A:  No. Oxford does not offer a single honours undergraduate degree in Economics.


Q: How much Maths is there in the Economics part of the degree?

A: To a large extent, mathematics is the language in which much of university-level Economics is written and expressed. Introductory Economics in the first year uses elementary real analysis and differential calculus. Some subsequent options courses use more advanced mathematics and statistics while others use very little. 


Q: Do I need Maths A-Level or equivalent?

A: No, though you will find it helpful. If you are admitted without A-Level maths, or the equivalent, the Economics Department runs a top-up course called Elementary Mathematical Methods which will bring you up to the level you will need.


Q: If I study a joint degree like this will I be qualified and able to persue a higher degree in Economics afterwards?

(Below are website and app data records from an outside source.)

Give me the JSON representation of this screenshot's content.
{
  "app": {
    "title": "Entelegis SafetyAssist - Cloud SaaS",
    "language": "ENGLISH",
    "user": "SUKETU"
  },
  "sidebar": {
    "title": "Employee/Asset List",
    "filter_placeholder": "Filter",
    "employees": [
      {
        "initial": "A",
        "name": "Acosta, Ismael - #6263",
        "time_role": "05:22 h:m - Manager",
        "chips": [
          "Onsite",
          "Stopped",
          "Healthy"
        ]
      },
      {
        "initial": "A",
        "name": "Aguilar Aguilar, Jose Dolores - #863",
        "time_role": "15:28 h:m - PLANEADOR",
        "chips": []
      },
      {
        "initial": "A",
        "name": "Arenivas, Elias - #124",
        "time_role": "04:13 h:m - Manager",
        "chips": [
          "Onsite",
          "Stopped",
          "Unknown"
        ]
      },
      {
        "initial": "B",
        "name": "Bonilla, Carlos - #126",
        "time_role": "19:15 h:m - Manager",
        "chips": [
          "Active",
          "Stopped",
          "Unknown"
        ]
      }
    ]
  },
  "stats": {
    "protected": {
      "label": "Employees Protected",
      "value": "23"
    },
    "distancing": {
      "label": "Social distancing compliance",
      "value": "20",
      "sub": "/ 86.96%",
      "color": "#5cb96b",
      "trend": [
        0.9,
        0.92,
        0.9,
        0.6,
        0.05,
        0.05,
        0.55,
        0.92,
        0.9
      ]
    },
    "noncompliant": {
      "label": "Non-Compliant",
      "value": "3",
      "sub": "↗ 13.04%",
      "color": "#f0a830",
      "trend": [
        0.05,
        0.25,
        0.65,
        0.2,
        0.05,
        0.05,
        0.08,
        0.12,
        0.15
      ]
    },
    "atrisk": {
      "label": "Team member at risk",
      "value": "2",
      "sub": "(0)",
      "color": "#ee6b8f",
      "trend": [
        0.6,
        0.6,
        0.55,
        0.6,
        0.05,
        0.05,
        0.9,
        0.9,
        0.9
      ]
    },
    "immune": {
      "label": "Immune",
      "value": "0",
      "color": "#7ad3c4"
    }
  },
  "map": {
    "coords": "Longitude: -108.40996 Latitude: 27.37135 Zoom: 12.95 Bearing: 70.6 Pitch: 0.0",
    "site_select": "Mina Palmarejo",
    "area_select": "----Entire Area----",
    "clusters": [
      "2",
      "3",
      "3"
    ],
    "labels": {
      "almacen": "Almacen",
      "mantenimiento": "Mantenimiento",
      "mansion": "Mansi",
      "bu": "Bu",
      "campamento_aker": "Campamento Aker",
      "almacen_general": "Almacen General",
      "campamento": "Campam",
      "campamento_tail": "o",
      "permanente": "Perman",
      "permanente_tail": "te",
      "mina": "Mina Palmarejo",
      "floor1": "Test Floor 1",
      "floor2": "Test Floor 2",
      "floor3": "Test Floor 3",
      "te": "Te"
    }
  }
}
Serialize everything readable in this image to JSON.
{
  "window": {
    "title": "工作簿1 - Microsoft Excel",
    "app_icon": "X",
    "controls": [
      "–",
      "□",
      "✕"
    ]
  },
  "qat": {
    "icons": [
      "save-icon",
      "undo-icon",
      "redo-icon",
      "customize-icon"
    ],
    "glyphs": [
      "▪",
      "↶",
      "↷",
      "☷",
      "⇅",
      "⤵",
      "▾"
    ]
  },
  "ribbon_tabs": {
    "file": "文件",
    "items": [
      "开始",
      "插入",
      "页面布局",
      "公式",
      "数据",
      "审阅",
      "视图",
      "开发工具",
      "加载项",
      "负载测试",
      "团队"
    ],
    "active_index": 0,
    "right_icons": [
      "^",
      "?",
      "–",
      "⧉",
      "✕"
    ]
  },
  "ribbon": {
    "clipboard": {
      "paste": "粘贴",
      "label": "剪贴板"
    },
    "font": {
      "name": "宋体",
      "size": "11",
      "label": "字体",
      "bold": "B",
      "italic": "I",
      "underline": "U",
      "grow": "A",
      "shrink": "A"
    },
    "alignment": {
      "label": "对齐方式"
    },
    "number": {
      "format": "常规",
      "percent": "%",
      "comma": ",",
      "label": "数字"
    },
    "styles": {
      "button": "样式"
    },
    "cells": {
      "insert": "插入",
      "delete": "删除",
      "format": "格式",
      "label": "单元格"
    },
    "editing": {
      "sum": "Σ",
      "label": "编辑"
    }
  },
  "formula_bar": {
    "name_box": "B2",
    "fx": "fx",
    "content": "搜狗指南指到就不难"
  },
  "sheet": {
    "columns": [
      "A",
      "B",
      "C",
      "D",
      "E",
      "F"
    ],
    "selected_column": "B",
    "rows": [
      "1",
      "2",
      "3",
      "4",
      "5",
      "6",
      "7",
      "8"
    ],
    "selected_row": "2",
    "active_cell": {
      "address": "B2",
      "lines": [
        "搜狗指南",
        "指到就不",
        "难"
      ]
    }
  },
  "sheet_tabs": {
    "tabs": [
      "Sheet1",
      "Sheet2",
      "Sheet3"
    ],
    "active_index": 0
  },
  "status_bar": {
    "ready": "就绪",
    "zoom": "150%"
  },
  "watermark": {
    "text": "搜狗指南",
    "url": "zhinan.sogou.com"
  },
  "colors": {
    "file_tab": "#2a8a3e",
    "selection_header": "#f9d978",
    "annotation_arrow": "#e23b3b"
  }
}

A: Yes. Provided you select some of the more technical options papers in the third year (for example Econometrics, Game Theory. Microeconomic Analysis) you will have no problem at all accessing the very best Masters programs.